Now, rest.

Day Six: Sound Sliding

Day Five: Mock Evan

On day five we played make believe.

Real lawyers gave a fake press conference and I pretended to know how to interview them. Later I pretended how to write a radio script. When the excitement defused I found myself in the same place I ended yesterday in.

I sat in a claustrophobic box attempting to read all the way through a script I wrote without murdering the English language. When it comes to broadcasting, I akin myself more to Forrest Gump than Scott Pelley.

“We all make mistakes…even those who have done radio for years,” said Nick Eicher, while calmly talking me away from my angst.

Yesterday’s radio exercise proved to be far from perfect, but today, as the script got longer, my delivery diminished. I wasn’t nervous, but frustrated. The more frustrated I become the less clear my voice became.

There’s something very humbling about being locked in a carpeted box, alone with your own voice. The last two days of voice recording were my first experiences with the medium. I leave them with nothing but admiration for those who broadcast their voice. It is incredibly difficult and takes a great deal of self awareness and control.

The mock radio piece ended and dinner began.

Nothing can make me forget my troubles like hot pizza topped with an assortment of meats. I arrived at the Mellow Marshmallow tired and frustrated and I left full and ready for a nap.

However, fun-Friday had more in store as the daylight vanished.

I grabbed my inadequate point-and-shoot camera and headed to the sound of drums. As I approached the rhythm of drum beats and bobbing bodies I pulled out my picture taker and snapped away. The lack of sunlight didn’t help my already terrible photography skills, but I fired away anyway. I found myself right in the middle of action projecting a bright flash into the faces of dancers and drum-beaters.

Normally I would feel out of place at an event like this, but this event can not be described as normal. The drum circle is as weird as I imagined, but every bit as entertaining.

I took pictures for a while and then joined in the dancing with the eccentric mob of bodies.

When in Asheville right?

Day Five: Mock Evan

Day Four: A Dialogue With Radio


That is what Nick Eicher said to me as he signaled me to start speaking.

We sat in a makeshift radio studio in a back office of WORLD Magazine as I labored over my first recorded radio piece. I took a deep breath and began to read from my script–displayed awkwardly on my clunky laptop on my lap shifted to the left. The chair I rested in placed me square in front of a microphone that assuredly cost more money than I’d like to know.

I read aloud from my poorly written sentences into the mic. I got to the end and exhaled a chest full of tightly compressed air. It’s over, I made it.
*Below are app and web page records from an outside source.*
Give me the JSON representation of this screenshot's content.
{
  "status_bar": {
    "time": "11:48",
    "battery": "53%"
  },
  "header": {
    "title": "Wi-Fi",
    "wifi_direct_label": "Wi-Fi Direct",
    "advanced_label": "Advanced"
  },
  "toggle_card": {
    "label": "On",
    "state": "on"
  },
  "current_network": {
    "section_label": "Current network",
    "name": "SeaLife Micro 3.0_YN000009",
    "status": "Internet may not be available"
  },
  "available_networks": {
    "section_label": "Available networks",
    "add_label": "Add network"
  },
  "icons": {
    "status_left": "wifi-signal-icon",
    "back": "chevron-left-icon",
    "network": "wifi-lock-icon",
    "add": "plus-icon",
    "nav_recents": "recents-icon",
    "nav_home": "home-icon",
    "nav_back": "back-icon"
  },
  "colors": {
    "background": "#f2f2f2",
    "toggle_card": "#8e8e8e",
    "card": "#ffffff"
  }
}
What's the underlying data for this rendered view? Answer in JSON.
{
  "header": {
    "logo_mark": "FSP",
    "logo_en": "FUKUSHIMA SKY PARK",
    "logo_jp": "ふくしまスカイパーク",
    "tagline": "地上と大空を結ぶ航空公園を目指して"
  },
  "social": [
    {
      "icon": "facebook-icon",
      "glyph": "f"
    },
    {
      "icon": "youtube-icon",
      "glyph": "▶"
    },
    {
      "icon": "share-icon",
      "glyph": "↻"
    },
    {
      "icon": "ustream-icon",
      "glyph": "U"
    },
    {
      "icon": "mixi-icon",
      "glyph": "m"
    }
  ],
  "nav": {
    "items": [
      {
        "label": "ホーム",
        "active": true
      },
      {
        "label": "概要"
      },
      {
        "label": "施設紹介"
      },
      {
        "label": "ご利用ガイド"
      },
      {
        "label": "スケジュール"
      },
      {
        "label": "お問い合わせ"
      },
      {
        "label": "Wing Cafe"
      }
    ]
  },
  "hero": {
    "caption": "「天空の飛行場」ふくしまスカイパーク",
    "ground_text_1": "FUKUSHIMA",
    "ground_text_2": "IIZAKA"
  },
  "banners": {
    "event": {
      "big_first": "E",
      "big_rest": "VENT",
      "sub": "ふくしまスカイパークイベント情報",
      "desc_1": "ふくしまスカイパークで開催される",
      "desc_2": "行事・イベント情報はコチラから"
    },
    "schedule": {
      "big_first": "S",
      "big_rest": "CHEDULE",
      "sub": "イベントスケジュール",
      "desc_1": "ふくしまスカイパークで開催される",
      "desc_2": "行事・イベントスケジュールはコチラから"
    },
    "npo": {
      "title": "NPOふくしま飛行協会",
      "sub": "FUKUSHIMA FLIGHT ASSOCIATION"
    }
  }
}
On day four we did many things, one of which, the radio experience I just described. In the morning Warren Smith spoke to the group about the finer points of investigative reporting. I asked a lot of stupid questions and he graciously answered them. He told us about his experiences uncovering corruption and other ills of society. He told us how to interview, how to organize our information and how to get people to talk to you; and what to do when no one will. He gave a lot of great examples and expounded on his wealth of experience working for WORLD and other places. I learned a lot and he gave a great testimony of calling in the field of Journalism. He spoke about the grace of God and how his work fits into that. I appreciated his honesty and his sense of place in the world.

In the afternoon, Nick Eicher joined us for a radio crash course. He gave us great tips on how to write for radio and how it is different than print. He showed us wonderful examples of top-notch radio productions by NPR and even one from his daughter. He displayed the beauty of sound and told us to be “aurally” attentive to our surroundings. We sat in the room at one point with our eyes closed and just listened to the sounds around us.

After listening, we started speaking. We downloaded sound bites to use and wrote a script to tell a news story. Incorporating our own narration with a sound bite producing a piece of radio journalism. I had a great time and I’m looking forward to the craziness we have planned for tomorrow.

Day Four: A Dialogue With Radio